Results 1 - 10 of 87
Results 1 - 10 of 87. Search took: 0.019 seconds
|Sort by: date | relevance|
[en] Check valves are located in almost all safety and non-safety related fluid systems in a nuclear power plant. Malfunction or failure of these valves during plant operations, or in some cases under cold shutdown conditions, can seriously affect plant safety and result in costly, time-consuming maintenance. A major cause of check valve failure in the past has been excessive wear of internal components due to high disc flutter. Valve operation under conditions that cause the valve disc and hinge arm to oscillate or flutter can lead to degradations which, if undetected and not corrected, may result in malfunction or failure.
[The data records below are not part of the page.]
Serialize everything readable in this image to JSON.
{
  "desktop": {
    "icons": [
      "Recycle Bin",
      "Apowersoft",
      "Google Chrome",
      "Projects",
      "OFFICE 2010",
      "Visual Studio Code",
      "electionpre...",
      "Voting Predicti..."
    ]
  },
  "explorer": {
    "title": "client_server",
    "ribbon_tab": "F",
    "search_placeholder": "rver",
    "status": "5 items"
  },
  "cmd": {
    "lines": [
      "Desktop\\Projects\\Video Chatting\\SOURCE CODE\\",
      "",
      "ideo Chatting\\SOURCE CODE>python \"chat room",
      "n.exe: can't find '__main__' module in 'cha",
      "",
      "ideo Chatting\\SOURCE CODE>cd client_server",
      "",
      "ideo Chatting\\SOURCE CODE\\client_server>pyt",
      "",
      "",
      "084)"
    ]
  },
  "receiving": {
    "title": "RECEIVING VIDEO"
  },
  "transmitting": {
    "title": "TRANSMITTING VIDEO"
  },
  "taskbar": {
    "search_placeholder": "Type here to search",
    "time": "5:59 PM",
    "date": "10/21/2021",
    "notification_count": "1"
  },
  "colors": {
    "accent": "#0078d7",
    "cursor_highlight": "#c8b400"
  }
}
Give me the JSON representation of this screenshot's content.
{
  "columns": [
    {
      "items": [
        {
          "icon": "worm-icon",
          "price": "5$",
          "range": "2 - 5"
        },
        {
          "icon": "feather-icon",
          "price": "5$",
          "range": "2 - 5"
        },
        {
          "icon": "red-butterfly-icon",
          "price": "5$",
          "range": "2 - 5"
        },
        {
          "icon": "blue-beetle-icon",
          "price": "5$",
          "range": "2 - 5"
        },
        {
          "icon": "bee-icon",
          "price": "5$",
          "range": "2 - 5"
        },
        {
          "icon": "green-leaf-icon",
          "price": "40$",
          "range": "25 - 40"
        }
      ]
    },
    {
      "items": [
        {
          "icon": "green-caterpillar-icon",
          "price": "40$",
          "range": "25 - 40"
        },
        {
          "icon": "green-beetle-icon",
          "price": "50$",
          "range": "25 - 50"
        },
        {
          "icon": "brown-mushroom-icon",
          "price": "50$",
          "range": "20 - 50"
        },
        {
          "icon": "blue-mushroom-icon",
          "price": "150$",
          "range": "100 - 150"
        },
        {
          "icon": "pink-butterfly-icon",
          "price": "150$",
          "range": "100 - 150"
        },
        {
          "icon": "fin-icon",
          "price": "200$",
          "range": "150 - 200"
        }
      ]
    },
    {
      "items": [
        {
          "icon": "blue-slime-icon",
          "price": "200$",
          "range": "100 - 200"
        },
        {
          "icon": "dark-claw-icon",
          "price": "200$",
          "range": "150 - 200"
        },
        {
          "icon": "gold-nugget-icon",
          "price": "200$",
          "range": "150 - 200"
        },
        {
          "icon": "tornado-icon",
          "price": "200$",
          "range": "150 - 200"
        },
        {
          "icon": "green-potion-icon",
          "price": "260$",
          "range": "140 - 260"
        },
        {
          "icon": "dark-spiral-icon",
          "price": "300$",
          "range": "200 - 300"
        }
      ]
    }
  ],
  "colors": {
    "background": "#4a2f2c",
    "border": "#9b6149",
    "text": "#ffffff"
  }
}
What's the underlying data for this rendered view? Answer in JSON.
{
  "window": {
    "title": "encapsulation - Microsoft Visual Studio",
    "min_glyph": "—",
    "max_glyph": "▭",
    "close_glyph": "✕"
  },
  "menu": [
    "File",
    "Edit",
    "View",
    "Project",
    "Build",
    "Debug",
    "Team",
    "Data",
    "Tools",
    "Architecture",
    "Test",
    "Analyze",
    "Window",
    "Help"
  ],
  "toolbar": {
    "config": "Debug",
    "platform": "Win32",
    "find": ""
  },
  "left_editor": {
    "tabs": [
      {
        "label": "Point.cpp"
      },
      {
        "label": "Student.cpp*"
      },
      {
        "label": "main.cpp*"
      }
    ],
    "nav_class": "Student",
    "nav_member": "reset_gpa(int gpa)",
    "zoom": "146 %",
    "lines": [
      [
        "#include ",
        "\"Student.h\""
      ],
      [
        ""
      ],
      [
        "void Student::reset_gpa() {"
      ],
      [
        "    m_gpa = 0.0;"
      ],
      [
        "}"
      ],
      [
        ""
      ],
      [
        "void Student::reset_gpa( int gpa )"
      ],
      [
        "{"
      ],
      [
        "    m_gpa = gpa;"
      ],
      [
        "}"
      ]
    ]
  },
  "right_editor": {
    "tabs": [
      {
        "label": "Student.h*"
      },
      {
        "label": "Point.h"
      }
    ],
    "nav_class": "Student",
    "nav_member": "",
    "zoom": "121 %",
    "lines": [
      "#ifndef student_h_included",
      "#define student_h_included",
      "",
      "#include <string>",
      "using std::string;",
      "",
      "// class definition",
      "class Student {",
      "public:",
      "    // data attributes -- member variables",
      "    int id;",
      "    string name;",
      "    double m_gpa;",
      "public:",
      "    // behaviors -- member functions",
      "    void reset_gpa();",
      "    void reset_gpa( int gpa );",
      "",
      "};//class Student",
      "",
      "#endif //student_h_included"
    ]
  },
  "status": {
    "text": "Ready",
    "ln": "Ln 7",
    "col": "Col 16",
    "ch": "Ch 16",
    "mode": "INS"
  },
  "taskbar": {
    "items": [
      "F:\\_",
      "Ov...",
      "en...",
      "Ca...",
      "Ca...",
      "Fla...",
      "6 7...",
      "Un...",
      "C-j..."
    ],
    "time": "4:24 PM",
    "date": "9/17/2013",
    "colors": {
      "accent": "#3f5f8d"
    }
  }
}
Checkmate II, a portable, non-intrusive diagnostic system, has been developed to test various types of check valves using patented ultrasonic testing technology. The system comprises a computer, ultrasonic oscilloscope, transducers, and supporting hardware, and can identify many different phenomena, including: disc position and disc flutter; backstop and seat tapping; relative motion between hinge arm and disc; hinge pin wear and uneven hinge pin wear; disc stud wear and loosened stud nuts; combined stud and hinge pin wear, stuck and missing discs; broken springs. (author)
[en] Using published photometric data (Hilditch et al., Mem.R.ast. Soc.;82,part 2 (1976)) it is shown that there is a small, but significant amount of interstellar reddening for z < 400 pc within 150 of the north galactic pole. The distribution of reddening, which is both patchy and dependent on distance, agrees well with the observed (21 cm) distribution of neutral hydrogen. A gas: reddening ratio of (5.7 +- 0.8) x 1021 atom cm-2 mag-1 is obtained which is in good agreement with that obtained by Kerr and Knapp (IAU Symposium; No. 60: 179 (1974)) for all galactic latitudes. (author)
[en] Aim: The long term effects of TBI with children can be adverse and has resulted in a debate as to whether chemotherapy only based condition regimes could be used as an alternatives. The aim of this article is to critically evaluate the literature relating to the role of TBI as a conditioning regime in ALL in children, and if there are any alternatives to current practices or future developments. Method: Key databases were searched for terms: conditioning regimes, transplantation, TBI, whole body radiation, systemic irradiation, stem cell transplantation, hematopoietic stem cell, and transplant conditioning. Results: Thirteen research articles from a variety of publications and two guidance documents from several sources were uncovered for critical discussion. Discussion/conclusion: There is little evidence for chemotherapy only regimes in paediatric ALL, but the practice continues. Modulating doses to improve homogeneity and use of IGRT could hold a future solution to reducing long-term toxicity and maintain the efficacy of irradiation. - Highlights: • TBI regimes have adverse long term effects on development, particularly on growth. • Chemotherapy only regimes have long term effects that impact on development. • TBI is a superior to chemotherapy only conditioning regimes for paediatric ALL. • Research is being undertaken to refine TBI techniques to reduce overall toxicity.